Research pointed out that this plant possesses high amounts of vitamins like A, C, and K as well as dietary fibers and a series of nutrients like diindolylmethane. For example, a serving should offer more than thirty milligrams of Vitamin C while a half-cup is thought to provide approximately fifty milligrams of Vitamin D. When it comes to medicinal uses, only the parts which grow above the ground are utilized.

For instance, Because of its increased vitamin, mineral, and dietary fiber content, nutritional companies started creating supplements that feature the plant’s extract as either a core or an additional ingredient for medical issues like prostate, bladder, colon, and breast cancer, as well as some stomach problems. There are even some products which target the improvement of the immune system. The reason for its introduction in the nutritional field is its chemicals which are believed to help prevent cancer while also offering some antioxidant properties.

There is, in fact, some evidence which reveals that by consuming broccoli, the risks of developing breast cancer is reduced in young women. However, it doesn’t seem to have any impact when it comes to older ones. Additionally, the risks of developing bladder cancer are thought to decrease by 30% when the consumption of broccoli is of 1.75 cups on a daily basis. Unfortunately, most of these benefits haven’t been clinically tested, and the research is still in the early stages; further studies are needed, and no general statements can be made about its effectiveness. Despite this, there are a lot of people who believe in its efficacy.


So far, there isn’t sufficient evidence regarding the safety of broccoli when consumed in a medicinal way if the quantity exceeds the recommended label dosages; it’s better to avoid any exaggerations when a treatment containing broccoli extracts is followed. However, it is viewed as safe in small quantities which are a part of a proper diet. It is important to keep in mind that if applied directly to the skin, this plant may lead to an allergic rash in people who are hypersensitive. Also, breastfeeding or pregnant women can safely consume small amounts on a daily basis.

Moreover, because a cup of raw broccoli has somewhere around 2.6 grams of dietary fiber, it is viewed as a high-fiber food.
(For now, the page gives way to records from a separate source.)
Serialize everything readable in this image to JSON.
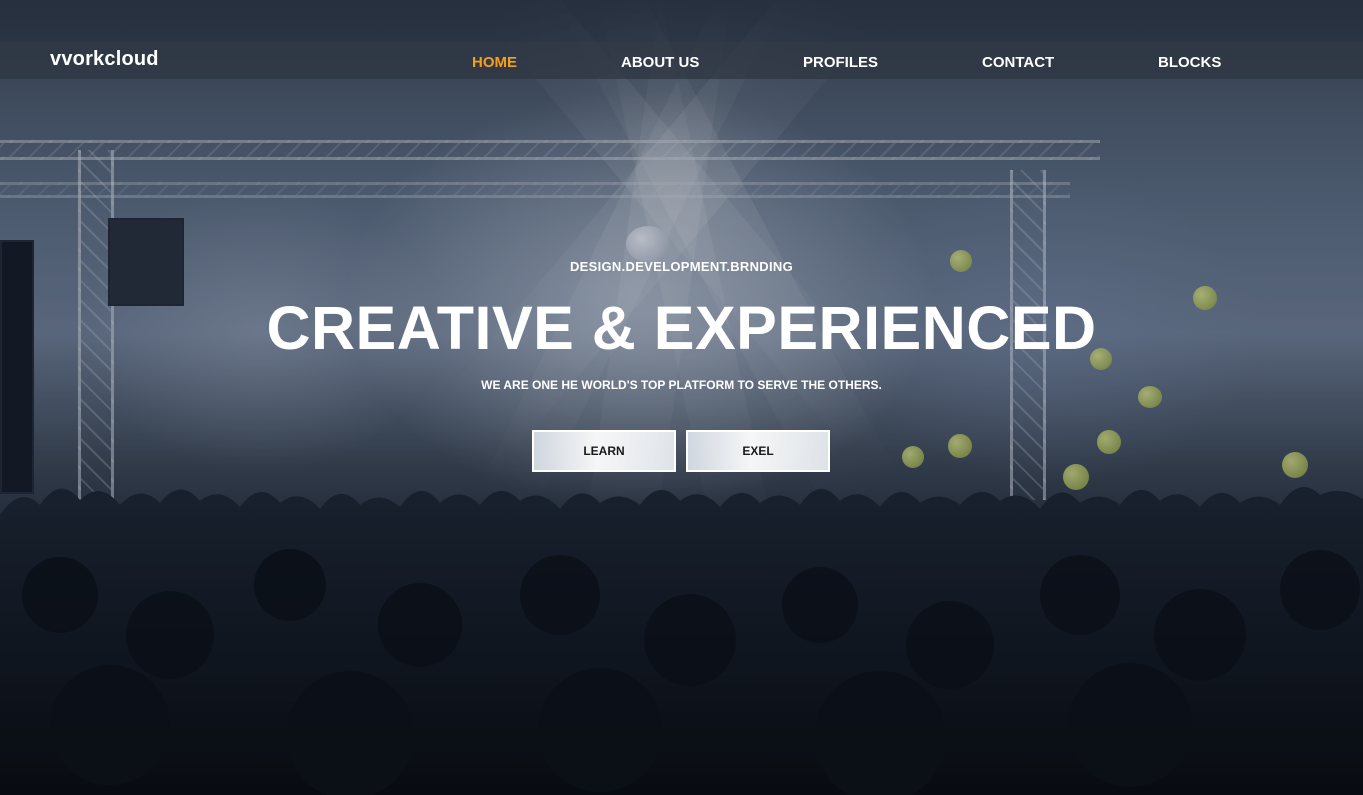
{
  "nav": {
    "brand": "vvorkcloud",
    "items": [
      {
        "label": "HOME",
        "active": true
      },
      {
        "label": "ABOUT US",
        "active": false
      },
      {
        "label": "PROFILES",
        "active": false
      },
      {
        "label": "CONTACT",
        "active": false
      },
      {
        "label": "BLOCKS",
        "active": false
      }
    ]
  },
  "hero": {
    "tagline": "DESIGN.DEVELOPMENT.BRNDING",
    "headline": "CREATIVE & EXPERIENCED",
    "subline": "WE ARE ONE HE WORLD'S TOP PLATFORM TO SERVE THE OTHERS.",
    "buttons": [
      {
        "label": "LEARN"
      },
      {
        "label": "EXEL"
      }
    ],
    "background_image": "concert-crowd-stage-photo"
  },
  "colors": {
    "accent": "#f5a01a",
    "nav_text": "#ffffff",
    "navbar_bg": "#2d343e"
  }
}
Because of this, its consumption can sometimes lead to some irritations of the digestive tract which later leads to gassiness, as reported by the American Cancer Society. Because of this, individuals who suffer from diarrhea or certain intestinal issues are advised to avoid its consumption to avoid experiencing unpleasant effects. If a person following any treatment based on this plant or consuming it in a raw form experiences gas or stomach pains after its usage, they are advised to consult a personal healthcare and immediately discontinue the usage.

There are currently no known interactions with any medication, but it’s safer to ask whether eating it affects the individual who is following a special treatment alongside.
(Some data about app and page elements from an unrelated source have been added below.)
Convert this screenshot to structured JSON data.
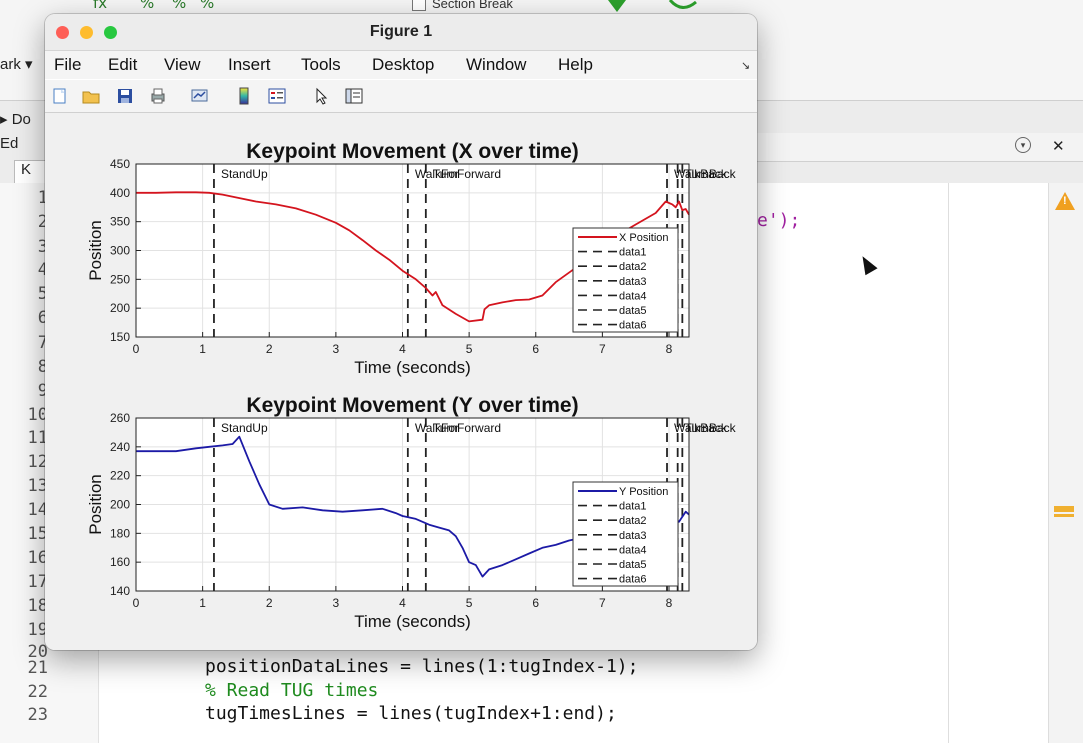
{
  "background": {
    "toolstrip_glyphs": [
      "fx",
      "%",
      "%",
      "%"
    ],
    "section_break_label": "Section Break",
    "mark_label": "ark ▾",
    "do_label": "▸ Do",
    "ed_label": "Ed",
    "editor_tab_label": "K",
    "code_fragment": "e');",
    "code_lines": [
      {
        "num": "21",
        "text": "positionDataLines = lines(1:tugIndex-1);",
        "comment": false
      },
      {
        "num": "22",
        "text": "% Read TUG times",
        "comment": true
      },
      {
        "num": "23",
        "text": "tugTimesLines = lines(tugIndex+1:end);",
        "comment": false
      }
    ],
    "gutter_numbers": [
      "1",
      "2",
      "3",
      "4",
      "5",
      "6",
      "7",
      "8",
      "9",
      "10",
      "11",
      "12",
      "13",
      "14",
      "15",
      "16",
      "17",
      "18",
      "19",
      "20"
    ]
  },
  "figure": {
    "title": "Figure 1",
    "menu": [
      "File",
      "Edit",
      "View",
      "Insert",
      "Tools",
      "Desktop",
      "Window",
      "Help"
    ],
    "toolbar_icons": [
      "new-figure-icon",
      "open-file-icon",
      "save-icon",
      "print-icon",
      "link-plot-icon",
      "colorbar-icon",
      "legend-icon",
      "pointer-icon",
      "property-editor-icon"
    ],
    "colors": {
      "x_series": "#d4141e",
      "y_series": "#1c1aa6",
      "event_line": "#222222",
      "traffic_red": "#fe5f57",
      "traffic_yellow": "#febc2e",
      "traffic_green": "#28c840"
    }
  },
  "chart_data": [
    {
      "type": "line",
      "title": "Keypoint Movement (X over time)",
      "xlabel": "Time (seconds)",
      "ylabel": "Position",
      "xlim": [
        0,
        8.3
      ],
      "ylim": [
        150,
        450
      ],
      "xticks": [
        0,
        1,
        2,
        3,
        4,
        5,
        6,
        7,
        8
      ],
      "yticks": [
        150,
        200,
        250,
        300,
        350,
        400,
        450
      ],
      "grid": true,
      "legend_position": "lower-right",
      "legend": [
        "X Position",
        "data1",
        "data2",
        "data3",
        "data4",
        "data5",
        "data6"
      ],
      "series": [
        {
          "name": "X Position",
          "x": [
            0,
            0.3,
            0.6,
            0.9,
            1.1,
            1.3,
            1.5,
            1.8,
            2.1,
            2.4,
            2.7,
            3.0,
            3.2,
            3.4,
            3.6,
            3.8,
            4.0,
            4.2,
            4.35,
            4.45,
            4.5,
            4.6,
            4.8,
            5.0,
            5.2,
            5.23,
            5.3,
            5.5,
            5.7,
            5.9,
            6.1,
            6.3,
            6.6,
            6.9,
            7.2,
            7.5,
            7.8,
            7.95,
            8.05,
            8.1,
            8.15,
            8.2,
            8.25,
            8.3
          ],
          "y": [
            400,
            400,
            401,
            401,
            400,
            397,
            392,
            385,
            380,
            373,
            362,
            348,
            335,
            318,
            300,
            284,
            265,
            250,
            235,
            222,
            228,
            205,
            190,
            177,
            180,
            198,
            205,
            210,
            214,
            215,
            222,
            245,
            270,
            300,
            325,
            345,
            365,
            385,
            380,
            375,
            385,
            370,
            372,
            362
          ]
        }
      ],
      "events": [
        {
          "name": "data1",
          "x": 1.17,
          "label": "StandUp"
        },
        {
          "name": "data2",
          "x": 4.08,
          "label": "WalkFor"
        },
        {
          "name": "data3",
          "x": 4.35,
          "label": "TurnForward"
        },
        {
          "name": "data4",
          "x": 7.97,
          "label": "WalkBack"
        },
        {
          "name": "data5",
          "x": 8.13,
          "label": "TurnBack"
        },
        {
          "name": "data6",
          "x": 8.2,
          "label": ""
        }
      ]
    },
    {
      "type": "line",
      "title": "Keypoint Movement (Y over time)",
      "xlabel": "Time (seconds)",
      "ylabel": "Position",
      "xlim": [
        0,
        8.3
      ],
      "ylim": [
        140,
        260
      ],
      "xticks": [
        0,
        1,
        2,
        3,
        4,
        5,
        6,
        7,
        8
      ],
      "yticks": [
        140,
        160,
        180,
        200,
        220,
        240,
        260
      ],
      "grid": true,
      "legend_position": "lower-right",
      "legend": [
        "Y Position",
        "data1",
        "data2",
        "data3",
        "data4",
        "data5",
        "data6"
      ],
      "series": [
        {
          "name": "Y Position",
          "x": [
            0,
            0.3,
            0.6,
            0.9,
            1.1,
            1.3,
            1.45,
            1.55,
            1.7,
            1.85,
            2.0,
            2.2,
            2.5,
            2.8,
            3.1,
            3.4,
            3.7,
            3.9,
            4.0,
            4.2,
            4.4,
            4.55,
            4.7,
            4.8,
            4.9,
            5.0,
            5.1,
            5.2,
            5.3,
            5.5,
            5.7,
            5.9,
            6.1,
            6.3,
            6.5,
            6.8,
            7.1,
            7.4,
            7.7,
            7.9,
            8.05,
            8.15,
            8.25,
            8.3
          ],
          "y": [
            237,
            237,
            237,
            239,
            240,
            241,
            242,
            247,
            230,
            214,
            200,
            197,
            198,
            196,
            195,
            196,
            197,
            194,
            192,
            190,
            186,
            184,
            182,
            178,
            170,
            160,
            158,
            150,
            155,
            158,
            162,
            166,
            170,
            172,
            175,
            178,
            180,
            183,
            186,
            189,
            192,
            188,
            195,
            193
          ]
        }
      ],
      "events": [
        {
          "name": "data1",
          "x": 1.17,
          "label": "StandUp"
        },
        {
          "name": "data2",
          "x": 4.08,
          "label": "WalkFor"
        },
        {
          "name": "data3",
          "x": 4.35,
          "label": "TurnForward"
        },
        {
          "name": "data4",
          "x": 7.97,
          "label": "WalkBack"
        },
        {
          "name": "data5",
          "x": 8.13,
          "label": "TurnBack"
        },
        {
          "name": "data6",
          "x": 8.2,
          "label": ""
        }
      ]
    }
  ]
}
Even though broccoli originated from Italy approximately two thousand years ago, it can be found in a wide array of countries nowadays. Some of these are China, the United States, Spain, France, Mexico, Poland, Pakistan, India, and the United Kingdom. Although in the majority of cases, people prefer to boil or steam it and consume it in a somehow natural form, its extracts have been used in some dietary supplements. These natural remedies target conditions such as prostate, breast, gallbladder, and stomach cancer as well as boosting the immune system, thus having a positive impact on the entire organism.
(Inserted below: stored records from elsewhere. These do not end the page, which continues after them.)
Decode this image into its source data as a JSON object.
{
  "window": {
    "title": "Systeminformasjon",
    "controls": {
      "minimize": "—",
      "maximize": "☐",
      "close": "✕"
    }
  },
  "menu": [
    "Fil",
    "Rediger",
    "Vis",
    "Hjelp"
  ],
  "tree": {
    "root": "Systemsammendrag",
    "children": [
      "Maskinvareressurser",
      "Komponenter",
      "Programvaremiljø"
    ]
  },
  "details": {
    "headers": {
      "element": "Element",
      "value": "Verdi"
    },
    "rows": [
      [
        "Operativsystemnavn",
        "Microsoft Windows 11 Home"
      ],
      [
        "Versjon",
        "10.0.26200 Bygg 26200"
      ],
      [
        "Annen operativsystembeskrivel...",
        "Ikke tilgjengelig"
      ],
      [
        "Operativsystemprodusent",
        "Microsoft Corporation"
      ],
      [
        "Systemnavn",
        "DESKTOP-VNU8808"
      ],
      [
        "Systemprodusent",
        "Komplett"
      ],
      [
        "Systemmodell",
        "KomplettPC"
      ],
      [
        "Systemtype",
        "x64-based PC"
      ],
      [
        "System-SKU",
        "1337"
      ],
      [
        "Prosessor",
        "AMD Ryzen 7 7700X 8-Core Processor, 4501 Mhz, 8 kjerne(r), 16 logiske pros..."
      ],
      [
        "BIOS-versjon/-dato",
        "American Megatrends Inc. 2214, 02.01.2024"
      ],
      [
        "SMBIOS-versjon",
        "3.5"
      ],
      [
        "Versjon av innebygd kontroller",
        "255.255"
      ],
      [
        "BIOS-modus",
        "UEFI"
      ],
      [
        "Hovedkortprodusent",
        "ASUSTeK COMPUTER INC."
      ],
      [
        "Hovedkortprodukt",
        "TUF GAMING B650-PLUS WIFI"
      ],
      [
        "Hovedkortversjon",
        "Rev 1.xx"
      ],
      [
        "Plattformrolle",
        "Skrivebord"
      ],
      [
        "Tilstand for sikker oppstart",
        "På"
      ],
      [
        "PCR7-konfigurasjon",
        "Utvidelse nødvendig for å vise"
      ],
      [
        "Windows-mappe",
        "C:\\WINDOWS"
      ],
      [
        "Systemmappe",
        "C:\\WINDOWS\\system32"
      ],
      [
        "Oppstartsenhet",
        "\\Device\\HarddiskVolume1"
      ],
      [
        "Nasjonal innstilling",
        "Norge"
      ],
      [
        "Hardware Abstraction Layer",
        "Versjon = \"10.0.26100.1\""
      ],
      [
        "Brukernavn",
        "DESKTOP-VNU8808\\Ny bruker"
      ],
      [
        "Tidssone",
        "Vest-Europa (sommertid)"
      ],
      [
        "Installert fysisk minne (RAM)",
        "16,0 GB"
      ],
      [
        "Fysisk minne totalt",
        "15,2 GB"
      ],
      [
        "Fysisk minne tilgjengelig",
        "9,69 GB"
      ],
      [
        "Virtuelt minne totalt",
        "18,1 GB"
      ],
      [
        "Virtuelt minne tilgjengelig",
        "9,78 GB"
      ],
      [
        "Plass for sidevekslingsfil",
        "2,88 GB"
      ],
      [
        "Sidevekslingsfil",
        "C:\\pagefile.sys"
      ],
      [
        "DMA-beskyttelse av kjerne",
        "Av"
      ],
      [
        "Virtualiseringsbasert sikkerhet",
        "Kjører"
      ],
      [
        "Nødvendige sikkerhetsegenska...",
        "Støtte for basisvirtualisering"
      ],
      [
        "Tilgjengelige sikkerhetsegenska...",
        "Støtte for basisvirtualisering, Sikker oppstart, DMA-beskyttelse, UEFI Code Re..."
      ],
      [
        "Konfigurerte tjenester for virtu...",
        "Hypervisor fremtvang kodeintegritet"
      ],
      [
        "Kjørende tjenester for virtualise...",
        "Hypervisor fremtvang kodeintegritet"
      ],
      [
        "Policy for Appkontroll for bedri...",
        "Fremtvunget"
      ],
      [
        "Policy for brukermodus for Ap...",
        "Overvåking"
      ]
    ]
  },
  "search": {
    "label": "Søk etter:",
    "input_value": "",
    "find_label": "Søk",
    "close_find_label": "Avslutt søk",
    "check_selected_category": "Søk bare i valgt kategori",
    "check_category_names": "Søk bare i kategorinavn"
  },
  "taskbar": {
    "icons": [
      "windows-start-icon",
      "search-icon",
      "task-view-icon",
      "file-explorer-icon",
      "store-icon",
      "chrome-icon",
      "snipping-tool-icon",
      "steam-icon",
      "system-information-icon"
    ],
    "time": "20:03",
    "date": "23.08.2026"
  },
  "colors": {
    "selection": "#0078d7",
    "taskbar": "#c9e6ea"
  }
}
Because there are few known side-effects related to this plant, it is considered a safe ingredient for natural remedies. However, the suggested quantity shouldn’t be exceeded to avoid certain possible complications. Although the daily recommended amounts vary depending on the age, sex and health of the person, if there are any doubts as referred to the proper dosage, the individual desiring to follow the treatment is advised to consult a personal doctor. Unlike other plants, it is also considered safe for pregnant or lactating women, as the intake doesn’t exceed the proper daily amounts. On the other hand, people who are hypersensitive should avoid its usage.